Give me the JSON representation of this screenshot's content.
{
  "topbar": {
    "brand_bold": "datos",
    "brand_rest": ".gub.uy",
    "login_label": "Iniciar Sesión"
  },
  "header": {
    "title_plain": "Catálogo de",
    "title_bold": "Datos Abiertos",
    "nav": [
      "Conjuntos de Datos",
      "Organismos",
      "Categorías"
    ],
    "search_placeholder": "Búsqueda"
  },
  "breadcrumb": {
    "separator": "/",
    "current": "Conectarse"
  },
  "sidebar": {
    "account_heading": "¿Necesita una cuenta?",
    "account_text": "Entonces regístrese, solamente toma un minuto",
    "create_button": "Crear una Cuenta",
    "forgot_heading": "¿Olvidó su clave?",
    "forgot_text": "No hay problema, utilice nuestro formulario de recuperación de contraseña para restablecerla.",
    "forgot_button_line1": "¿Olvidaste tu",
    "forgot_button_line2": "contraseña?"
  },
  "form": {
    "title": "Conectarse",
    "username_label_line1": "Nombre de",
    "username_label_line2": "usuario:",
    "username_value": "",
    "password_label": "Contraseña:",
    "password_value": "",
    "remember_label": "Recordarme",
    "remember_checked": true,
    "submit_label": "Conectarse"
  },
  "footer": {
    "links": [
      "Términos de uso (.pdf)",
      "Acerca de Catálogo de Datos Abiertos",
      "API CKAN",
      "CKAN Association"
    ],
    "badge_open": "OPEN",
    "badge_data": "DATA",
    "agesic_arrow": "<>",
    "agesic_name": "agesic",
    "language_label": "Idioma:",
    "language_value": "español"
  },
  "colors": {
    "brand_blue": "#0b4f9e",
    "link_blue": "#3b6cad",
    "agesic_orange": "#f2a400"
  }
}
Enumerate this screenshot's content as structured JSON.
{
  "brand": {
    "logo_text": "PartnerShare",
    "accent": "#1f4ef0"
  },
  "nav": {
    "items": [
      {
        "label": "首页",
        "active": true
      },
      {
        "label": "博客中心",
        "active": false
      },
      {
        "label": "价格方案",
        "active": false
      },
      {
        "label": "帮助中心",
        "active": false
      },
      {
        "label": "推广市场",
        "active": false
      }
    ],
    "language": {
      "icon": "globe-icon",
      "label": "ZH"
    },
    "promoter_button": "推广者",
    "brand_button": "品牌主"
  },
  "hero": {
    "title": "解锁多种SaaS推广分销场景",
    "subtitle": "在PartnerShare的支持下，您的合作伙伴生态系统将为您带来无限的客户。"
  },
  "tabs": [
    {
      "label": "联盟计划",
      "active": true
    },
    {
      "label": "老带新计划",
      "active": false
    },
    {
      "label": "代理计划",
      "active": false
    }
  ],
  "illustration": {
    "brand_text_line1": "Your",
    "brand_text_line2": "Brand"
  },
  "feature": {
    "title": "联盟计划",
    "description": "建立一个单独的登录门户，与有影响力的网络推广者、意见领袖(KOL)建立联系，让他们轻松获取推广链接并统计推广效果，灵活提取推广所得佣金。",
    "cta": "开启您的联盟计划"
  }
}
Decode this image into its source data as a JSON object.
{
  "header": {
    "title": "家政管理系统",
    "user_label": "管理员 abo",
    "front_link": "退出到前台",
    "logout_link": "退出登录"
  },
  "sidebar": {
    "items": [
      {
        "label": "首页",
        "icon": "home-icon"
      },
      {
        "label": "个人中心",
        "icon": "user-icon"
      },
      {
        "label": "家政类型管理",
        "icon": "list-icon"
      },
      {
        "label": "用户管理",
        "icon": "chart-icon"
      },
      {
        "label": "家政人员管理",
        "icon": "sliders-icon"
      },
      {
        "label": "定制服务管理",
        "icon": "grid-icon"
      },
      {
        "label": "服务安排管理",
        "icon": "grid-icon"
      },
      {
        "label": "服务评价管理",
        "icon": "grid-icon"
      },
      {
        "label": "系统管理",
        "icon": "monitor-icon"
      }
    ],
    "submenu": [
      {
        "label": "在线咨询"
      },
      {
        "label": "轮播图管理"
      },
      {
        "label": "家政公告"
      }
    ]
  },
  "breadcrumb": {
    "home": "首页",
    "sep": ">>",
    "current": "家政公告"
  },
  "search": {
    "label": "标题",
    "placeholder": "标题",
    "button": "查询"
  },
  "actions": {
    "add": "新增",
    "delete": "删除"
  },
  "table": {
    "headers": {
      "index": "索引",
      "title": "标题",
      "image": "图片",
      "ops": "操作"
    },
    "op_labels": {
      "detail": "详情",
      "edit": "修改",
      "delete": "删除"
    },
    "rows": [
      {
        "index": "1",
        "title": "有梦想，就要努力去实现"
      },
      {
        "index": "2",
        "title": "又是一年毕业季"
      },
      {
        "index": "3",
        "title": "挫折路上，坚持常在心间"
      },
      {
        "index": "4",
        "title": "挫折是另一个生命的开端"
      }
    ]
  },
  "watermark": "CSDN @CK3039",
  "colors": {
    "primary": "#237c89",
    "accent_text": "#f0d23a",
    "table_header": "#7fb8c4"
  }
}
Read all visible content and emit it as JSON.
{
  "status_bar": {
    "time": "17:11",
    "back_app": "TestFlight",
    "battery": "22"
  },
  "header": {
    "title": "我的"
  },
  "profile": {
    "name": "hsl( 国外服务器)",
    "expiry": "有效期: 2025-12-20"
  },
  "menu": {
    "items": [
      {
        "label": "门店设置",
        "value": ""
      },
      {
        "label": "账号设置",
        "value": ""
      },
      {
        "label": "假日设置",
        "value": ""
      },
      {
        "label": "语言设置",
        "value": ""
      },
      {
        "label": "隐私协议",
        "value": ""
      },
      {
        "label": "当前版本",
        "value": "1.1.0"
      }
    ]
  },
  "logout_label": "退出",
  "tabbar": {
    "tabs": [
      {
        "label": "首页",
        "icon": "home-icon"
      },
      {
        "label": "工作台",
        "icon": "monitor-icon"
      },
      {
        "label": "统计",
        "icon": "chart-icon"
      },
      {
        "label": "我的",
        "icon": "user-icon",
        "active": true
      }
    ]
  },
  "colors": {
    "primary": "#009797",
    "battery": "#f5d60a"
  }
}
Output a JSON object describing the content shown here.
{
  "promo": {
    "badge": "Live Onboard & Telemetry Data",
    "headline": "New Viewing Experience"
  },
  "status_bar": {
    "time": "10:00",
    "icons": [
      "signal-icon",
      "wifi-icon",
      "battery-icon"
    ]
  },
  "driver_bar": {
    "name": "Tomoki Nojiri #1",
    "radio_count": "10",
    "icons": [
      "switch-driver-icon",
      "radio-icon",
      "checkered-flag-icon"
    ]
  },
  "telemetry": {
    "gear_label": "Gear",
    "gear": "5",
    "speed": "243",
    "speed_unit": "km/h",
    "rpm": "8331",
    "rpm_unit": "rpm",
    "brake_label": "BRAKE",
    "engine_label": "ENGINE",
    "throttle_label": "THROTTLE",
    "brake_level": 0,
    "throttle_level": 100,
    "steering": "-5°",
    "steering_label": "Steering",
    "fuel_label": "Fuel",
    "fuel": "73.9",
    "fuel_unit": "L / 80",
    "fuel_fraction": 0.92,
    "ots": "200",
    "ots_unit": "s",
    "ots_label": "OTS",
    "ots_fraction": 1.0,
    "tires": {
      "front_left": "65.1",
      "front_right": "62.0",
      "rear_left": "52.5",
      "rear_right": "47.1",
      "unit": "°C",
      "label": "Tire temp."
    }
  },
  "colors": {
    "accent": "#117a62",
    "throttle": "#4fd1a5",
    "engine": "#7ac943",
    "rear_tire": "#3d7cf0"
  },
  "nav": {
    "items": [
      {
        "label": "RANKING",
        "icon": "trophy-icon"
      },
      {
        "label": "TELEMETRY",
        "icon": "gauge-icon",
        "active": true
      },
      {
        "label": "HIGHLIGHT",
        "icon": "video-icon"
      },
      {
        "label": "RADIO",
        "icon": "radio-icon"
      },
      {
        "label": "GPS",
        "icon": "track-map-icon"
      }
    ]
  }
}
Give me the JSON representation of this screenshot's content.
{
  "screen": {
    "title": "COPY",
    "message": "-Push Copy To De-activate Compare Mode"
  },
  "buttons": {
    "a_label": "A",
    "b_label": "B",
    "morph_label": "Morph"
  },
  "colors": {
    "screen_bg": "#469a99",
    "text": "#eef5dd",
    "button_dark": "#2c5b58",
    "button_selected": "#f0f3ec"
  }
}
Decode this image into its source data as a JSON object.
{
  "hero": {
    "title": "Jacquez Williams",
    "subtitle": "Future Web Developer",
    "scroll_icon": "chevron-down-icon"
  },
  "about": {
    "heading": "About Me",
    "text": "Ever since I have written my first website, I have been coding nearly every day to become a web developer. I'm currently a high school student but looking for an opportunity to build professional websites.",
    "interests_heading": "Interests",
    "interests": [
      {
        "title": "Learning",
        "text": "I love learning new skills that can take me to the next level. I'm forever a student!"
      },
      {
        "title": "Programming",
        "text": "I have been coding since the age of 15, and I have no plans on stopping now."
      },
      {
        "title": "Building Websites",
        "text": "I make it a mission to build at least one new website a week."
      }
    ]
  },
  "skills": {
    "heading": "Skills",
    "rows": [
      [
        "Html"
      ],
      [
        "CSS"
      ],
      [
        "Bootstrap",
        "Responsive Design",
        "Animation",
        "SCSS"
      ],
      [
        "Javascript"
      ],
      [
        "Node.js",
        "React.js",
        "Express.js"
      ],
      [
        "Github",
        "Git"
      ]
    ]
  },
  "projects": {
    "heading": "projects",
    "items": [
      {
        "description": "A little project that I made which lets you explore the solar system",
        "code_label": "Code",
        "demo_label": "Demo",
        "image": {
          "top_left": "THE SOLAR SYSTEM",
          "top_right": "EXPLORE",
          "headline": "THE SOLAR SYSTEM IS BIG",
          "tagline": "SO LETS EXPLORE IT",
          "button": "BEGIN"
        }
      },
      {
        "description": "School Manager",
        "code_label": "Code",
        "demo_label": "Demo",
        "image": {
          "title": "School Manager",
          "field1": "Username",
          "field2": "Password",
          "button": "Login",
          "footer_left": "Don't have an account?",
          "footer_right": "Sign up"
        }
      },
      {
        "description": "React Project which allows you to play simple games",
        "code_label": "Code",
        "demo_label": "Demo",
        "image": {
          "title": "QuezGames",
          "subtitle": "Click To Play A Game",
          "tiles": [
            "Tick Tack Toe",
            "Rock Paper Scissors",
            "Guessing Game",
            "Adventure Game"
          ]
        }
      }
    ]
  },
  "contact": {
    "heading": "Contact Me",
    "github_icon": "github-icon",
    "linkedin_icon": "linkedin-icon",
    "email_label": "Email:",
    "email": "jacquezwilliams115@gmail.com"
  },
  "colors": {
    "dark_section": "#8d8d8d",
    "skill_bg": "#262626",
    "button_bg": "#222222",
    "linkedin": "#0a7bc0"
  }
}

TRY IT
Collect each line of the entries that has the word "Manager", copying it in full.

TASK OUTPUT
        "description": "School Manager",
          "title": "School Manager",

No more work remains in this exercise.